Skip to: Site Navigation
Skip to: Search

L.A. arson spree: Investigators drill down on motive

Harry Burkhart was arrested Monday in connection with the L.A. arson spree where more than 50 fires were started over four days. Pinpointing a motive is made difficult by ravaged crime scenes.

By Daniel B. Wood and Gloria GoodaleStaff writers / January 4, 2012

In this image taken from video released on Monday by, arson suspect Harry Burkhart, 24, a German national, is arrested in the Hollywood section of Los Angeles. Police declined to reveal any motive for more than 50 fires that have occurred since Friday in Hollywood, neighboring West Hollywood, and the San Fernando Valley, causing about $3 million in damage. photo


Los Angeles

As more facts trickle in about the man accused of deliberately setting a wave of fires across Los Angeles, crime analysts are trying to zero in on a possible motive and what, if any, lessons can be learned by both law enforcement and the media. 

Skip to next paragraph

Harry Burkhart was arrested Monday in connection with more than 50 fires set over the course of 4 days.

Experts say that Mr. Burkhart's motives – even if stated – may never really be known. They could range from the political to the personal, and could involve everything from unresolved childhood issues, to thrill seeking, to besting the authorities in a cat and mouse game. Or all of the above.

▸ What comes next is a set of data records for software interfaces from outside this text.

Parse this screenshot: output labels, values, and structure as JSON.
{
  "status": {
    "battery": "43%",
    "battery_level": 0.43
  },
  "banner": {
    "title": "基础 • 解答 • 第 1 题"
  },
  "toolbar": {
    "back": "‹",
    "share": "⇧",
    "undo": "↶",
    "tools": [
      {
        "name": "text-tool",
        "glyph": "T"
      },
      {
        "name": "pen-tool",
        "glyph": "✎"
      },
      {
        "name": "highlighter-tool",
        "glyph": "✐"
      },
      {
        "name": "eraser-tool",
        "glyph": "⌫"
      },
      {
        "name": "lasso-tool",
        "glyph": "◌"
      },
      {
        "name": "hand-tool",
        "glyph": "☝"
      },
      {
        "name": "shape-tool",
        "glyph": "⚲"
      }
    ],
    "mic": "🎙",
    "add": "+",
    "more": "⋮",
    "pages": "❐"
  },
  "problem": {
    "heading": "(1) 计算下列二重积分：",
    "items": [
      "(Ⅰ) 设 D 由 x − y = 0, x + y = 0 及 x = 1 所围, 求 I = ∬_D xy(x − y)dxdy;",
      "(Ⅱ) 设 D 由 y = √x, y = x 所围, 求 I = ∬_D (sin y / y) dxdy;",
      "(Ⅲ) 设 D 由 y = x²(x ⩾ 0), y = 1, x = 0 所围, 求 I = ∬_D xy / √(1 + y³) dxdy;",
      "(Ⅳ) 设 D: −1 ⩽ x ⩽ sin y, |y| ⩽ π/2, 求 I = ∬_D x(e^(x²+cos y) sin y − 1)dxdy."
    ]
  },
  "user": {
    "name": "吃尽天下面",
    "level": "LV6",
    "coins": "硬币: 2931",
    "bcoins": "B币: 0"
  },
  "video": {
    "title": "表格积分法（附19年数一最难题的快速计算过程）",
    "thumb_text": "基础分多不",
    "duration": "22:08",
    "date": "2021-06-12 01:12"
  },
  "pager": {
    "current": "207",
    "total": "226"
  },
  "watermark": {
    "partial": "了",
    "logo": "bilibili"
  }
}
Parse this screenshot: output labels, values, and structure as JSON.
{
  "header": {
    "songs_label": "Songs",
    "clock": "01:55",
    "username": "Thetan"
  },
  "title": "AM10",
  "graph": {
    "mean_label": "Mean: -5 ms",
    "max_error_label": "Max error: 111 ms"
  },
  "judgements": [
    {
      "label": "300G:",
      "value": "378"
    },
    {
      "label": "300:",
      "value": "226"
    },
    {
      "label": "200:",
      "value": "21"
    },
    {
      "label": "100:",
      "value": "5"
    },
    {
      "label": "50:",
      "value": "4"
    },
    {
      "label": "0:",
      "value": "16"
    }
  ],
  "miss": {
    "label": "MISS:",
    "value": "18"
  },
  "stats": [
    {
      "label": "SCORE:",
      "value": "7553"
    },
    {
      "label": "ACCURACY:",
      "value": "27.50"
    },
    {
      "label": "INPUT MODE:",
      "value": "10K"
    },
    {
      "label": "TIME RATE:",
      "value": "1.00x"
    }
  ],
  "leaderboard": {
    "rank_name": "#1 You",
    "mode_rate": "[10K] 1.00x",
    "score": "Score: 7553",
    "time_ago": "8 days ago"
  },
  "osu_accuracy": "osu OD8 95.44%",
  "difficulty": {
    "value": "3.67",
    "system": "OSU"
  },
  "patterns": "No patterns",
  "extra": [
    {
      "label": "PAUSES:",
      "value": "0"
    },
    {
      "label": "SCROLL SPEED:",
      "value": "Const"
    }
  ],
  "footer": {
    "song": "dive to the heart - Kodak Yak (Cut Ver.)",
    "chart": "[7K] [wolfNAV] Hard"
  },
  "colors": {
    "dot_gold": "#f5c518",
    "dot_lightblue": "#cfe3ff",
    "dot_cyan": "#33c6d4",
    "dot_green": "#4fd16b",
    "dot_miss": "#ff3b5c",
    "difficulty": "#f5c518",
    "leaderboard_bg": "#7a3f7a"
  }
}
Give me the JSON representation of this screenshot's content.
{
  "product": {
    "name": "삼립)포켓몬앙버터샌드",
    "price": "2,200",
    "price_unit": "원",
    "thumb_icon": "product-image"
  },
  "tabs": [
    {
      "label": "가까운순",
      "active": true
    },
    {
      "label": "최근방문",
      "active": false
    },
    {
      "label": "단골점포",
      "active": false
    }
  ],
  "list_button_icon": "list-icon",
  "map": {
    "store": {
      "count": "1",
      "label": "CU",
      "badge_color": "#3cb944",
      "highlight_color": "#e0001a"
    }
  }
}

And pinpointing a motive is made even more difficult by ravaged crime scenes.

“Arson is a very difficult crime to investigate and prove because a lot of evidence is destroyed,” says Robert Rowe, President of Pyrocop Inc., a fire forensics firm based in Long Beach. “Investigators need to be extremely diligent in building their case to guide a jury step by step.”

Still, there are clues that can lead investigators to a motive.

Judging by the age of the suspect, 24, some surmise that he acted alone and out of anger, as fits the pattern of younger arsonists. Older arsonists, however, typically operate with a profit motive – cashing in on insurance scams – and many times work in groups.

“Research shows that young arsonists have very low social skills and are attracted to the high, immediate emotional payoff of fires,” says Elizabeth Dowdell, a professor at the Villanova University College of Nursing in Pennsylvania with background in forensic research. “Fire is so destructive that it can give the instant gratification these people feel over a perceived wrong.”

Speculation shifted Tuesday night to Mr. Burkhart's mother, who reportedly faces 19 counts of fraud and embezzlement in Germany.

According to the federal Immigration and Customs Enforcement agency (ICE), Dorothee Burkhart has no legal immigration status now, having last entered the country lawfully in 2007.


Read Comments

View reader comments | Comment on this story

  • Weekly review of global news and ideas
  • Balanced, insightful and trustworthy
  • Subscribe in print or digital

Special Offer


Doing Good


What happens when ordinary people decide to pay it forward? Extraordinary change...

Danny Bent poses at the starting line of the Boston Marathon in Hopkinton, Mass.

After the Boston Marathon bombings, Danny Bent took on a cross-country challenge

The athlete-adventurer co-founded a relay run called One Run for Boston that started in Los Angeles and ended at the marathon finish line to raise funds for victims.

Become a fan! Follow us! Google+ YouTube See our feeds!